Many expected Bargnani to be a 14-17 PPG guy this season, but it hasn’t panned out. With being the #1 overall pick comes a lot of pressure, pressure Bargnani didn’t have to deal with last season as Bryan Colangelo, general manager of the Raptors, stated that he wasn’t going to light the league up as he would be more useful down the road when he learns the NBA system. However, with his season last year, good enough to finish second in the rookie of the year voting, there was tons of pressure on him coming into this season. Pressure he just hasn’t learned how to deal with.
5.3 PPG, 4.2 RPG, 1.1 APG
Some would argue that Thomas shouldn’t be on this half of the article, but he just hasn’t produced as much as someone picked as high as he was should. There are various reasons for this, including the fact that he can’t seem to find any consistent minutes. His comments about the slam dunk contest in his rookie season didn’t help his image around the league. Thomas shouldn’t be considered a 2006 draft bust for long, chances are that he’ll develop into a solid double-double player once he gets more playing time after Chicago makes some roster changes.
3.7 PPG, 0.4 APG, 0.4 RPG
I really had high hopes for Redick coming out of Duke however, like others that don’t get enough minutes, he just hasn’t been able to put it all together –or any of it. He might still develop into a Jason Kapono type of player, a second or third guy off the bench who can change the momentum of the game in five minutes. It is doubtful though if he will be able to accomplish such things in an Orlando uniform.
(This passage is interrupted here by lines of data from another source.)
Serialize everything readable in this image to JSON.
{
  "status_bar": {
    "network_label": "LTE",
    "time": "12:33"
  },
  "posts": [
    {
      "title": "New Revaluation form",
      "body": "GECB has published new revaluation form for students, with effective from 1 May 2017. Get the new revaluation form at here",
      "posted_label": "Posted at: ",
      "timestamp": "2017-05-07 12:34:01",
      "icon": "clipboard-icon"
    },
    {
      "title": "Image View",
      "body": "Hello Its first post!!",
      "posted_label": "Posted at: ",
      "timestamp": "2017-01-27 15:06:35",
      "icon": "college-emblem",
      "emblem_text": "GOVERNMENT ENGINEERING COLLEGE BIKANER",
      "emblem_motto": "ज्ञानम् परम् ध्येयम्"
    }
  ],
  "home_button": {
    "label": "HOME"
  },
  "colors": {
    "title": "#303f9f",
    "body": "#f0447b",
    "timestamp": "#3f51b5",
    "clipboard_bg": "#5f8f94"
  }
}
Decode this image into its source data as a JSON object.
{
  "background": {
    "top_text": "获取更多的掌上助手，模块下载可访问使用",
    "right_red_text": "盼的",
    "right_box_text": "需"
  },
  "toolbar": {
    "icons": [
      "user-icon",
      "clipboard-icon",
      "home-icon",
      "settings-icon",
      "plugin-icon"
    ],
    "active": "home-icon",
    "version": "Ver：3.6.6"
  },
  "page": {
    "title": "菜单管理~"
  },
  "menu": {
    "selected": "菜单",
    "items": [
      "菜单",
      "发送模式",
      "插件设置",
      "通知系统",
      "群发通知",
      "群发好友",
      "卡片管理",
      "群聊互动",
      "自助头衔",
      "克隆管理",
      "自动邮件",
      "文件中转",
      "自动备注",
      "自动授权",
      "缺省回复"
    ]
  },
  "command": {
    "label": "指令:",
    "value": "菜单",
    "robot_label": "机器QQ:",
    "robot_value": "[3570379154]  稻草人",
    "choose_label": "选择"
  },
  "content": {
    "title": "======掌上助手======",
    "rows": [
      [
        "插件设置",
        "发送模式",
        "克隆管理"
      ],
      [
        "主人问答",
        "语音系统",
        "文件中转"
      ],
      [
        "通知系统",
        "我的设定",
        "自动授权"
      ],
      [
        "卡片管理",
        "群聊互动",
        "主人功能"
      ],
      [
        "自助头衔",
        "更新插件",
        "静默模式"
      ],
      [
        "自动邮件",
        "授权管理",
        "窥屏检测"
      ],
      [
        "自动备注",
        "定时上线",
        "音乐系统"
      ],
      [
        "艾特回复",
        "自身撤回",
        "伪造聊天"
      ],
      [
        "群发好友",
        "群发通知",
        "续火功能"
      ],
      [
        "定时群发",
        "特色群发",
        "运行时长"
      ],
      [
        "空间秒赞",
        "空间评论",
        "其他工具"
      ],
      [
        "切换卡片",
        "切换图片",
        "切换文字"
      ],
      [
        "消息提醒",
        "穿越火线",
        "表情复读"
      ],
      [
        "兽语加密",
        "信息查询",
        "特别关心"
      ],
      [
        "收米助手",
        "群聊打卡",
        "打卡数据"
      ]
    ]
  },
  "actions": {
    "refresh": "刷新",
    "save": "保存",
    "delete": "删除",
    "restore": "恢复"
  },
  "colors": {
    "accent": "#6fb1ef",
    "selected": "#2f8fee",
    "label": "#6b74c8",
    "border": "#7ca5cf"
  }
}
It’s hard to believe that four of the top five picks from 2006 are on the negative side of this article, but that’s just the way it is. It is still very, very early in their careers as NBA players and it only takes a five-game stretch for the confidence of some of these kids to flourish or flounder, it’s the story of professional sports, how long it takes these guys to learn that lesson is the real story.